• _AIM OF THE TASK_
Output the listing exactly, leaving nothing out.

.....

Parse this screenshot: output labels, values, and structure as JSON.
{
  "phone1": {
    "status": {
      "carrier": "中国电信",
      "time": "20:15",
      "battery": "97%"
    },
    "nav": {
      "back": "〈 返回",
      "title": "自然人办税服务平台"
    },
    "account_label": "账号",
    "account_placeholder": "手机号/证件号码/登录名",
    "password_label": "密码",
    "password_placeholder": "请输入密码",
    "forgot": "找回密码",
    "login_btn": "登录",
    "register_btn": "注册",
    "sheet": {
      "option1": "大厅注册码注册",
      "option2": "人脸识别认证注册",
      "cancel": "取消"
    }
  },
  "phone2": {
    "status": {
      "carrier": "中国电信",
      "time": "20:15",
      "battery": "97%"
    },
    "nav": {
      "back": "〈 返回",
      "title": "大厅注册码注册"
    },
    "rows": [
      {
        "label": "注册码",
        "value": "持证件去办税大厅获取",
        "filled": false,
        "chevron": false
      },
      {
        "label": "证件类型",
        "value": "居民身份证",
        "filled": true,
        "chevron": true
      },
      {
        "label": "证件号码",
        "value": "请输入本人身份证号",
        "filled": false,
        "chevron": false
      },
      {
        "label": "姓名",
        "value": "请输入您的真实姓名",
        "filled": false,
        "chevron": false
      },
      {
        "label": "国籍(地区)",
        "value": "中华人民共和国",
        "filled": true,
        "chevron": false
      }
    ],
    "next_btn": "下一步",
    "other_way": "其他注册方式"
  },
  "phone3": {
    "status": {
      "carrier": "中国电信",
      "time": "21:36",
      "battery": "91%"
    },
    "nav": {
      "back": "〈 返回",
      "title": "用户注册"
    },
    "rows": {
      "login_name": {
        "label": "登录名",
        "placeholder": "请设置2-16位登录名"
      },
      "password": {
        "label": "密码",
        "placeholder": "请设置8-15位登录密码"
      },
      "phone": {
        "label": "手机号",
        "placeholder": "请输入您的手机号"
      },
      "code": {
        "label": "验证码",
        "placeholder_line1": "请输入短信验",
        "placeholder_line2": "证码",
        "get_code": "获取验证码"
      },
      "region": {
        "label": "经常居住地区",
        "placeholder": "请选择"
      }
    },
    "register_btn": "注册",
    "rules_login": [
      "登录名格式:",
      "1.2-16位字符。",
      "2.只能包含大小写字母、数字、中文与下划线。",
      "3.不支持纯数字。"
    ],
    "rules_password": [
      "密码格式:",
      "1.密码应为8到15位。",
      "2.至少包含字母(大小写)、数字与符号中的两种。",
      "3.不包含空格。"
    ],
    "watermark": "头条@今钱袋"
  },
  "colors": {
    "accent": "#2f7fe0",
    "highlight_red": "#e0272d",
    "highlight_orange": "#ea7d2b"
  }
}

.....

• _WRITTEN SOLUTION_
Parse this screenshot: output labels, values, and structure as JSON.
{
  "phone1": {
    "status": {
      "carrier": "中国电信",
      "time": "20:15",
      "battery": "97%"
    },
    "nav": {
      "back": "〈 返回",
      "title": "自然人办税服务平台"
    },
    "account_label": "账号",
    "account_placeholder": "手机号/证件号码/登录名",
    "password_label": "密码",
    "password_placeholder": "请输入密码",
    "forgot": "找回密码",
    "login_btn": "登录",
    "register_btn": "注册",
    "sheet": {
      "option1": "大厅注册码注册",
      "option2": "人脸识别认证注册",
      "cancel": "取消"
    }
  },
  "phone2": {
    "status": {
      "carrier": "中国电信",
      "time": "20:15",
      "battery": "97%"
    },
    "nav": {
      "back": "〈 返回",
      "title": "大厅注册码注册"
    },
    "rows": [
      {
        "label": "注册码",
        "value": "持证件去办税大厅获取",
        "filled": false,
        "chevron": false
      },
      {
        "label": "证件类型",
        "value": "居民身份证",
        "filled": true,
        "chevron": true
      },
      {
        "label": "证件号码",
        "value": "请输入本人身份证号",
        "filled": false,
        "chevron": false
      },
      {
        "label": "姓名",
        "value": "请输入您的真实姓名",
        "filled": false,
        "chevron": false
      },
      {
        "label": "国籍(地区)",
        "value": "中华人民共和国",
        "filled": true,
        "chevron": false
      }
    ],
    "next_btn": "下一步",
    "other_way": "其他注册方式"
  },
  "phone3": {
    "status": {
      "carrier": "中国电信",
      "time": "21:36",
      "battery": "91%"
    },
    "nav": {
      "back": "〈 返回",
      "title": "用户注册"
    },
    "rows": {
      "login_name": {
        "label": "登录名",
        "placeholder": "请设置2-16位登录名"
      },
      "password": {
        "label": "密码",
        "placeholder": "请设置8-15位登录密码"
      },
      "phone": {
        "label": "手机号",
        "placeholder": "请输入您的手机号"
      },
      "code": {
        "label": "验证码",
        "placeholder_line1": "请输入短信验",
        "placeholder_line2": "证码",
        "get_code": "获取验证码"
      },
      "region": {
        "label": "经常居住地区",
        "placeholder": "请选择"
      }
    },
    "register_btn": "注册",
    "rules_login": [
      "登录名格式:",
      "1.2-16位字符。",
      "2.只能包含大小写字母、数字、中文与下划线。",
      "3.不支持纯数字。"
    ],
    "rules_password": [
      "密码格式:",
      "1.密码应为8到15位。",
      "2.至少包含字母(大小写)、数字与符号中的两种。",
      "3.不包含空格。"
    ],
    "watermark": "头条@今钱袋"
  },
  "colors": {
    "accent": "#2f7fe0",
    "highlight_red": "#e0272d",
    "highlight_orange": "#ea7d2b"
  }
}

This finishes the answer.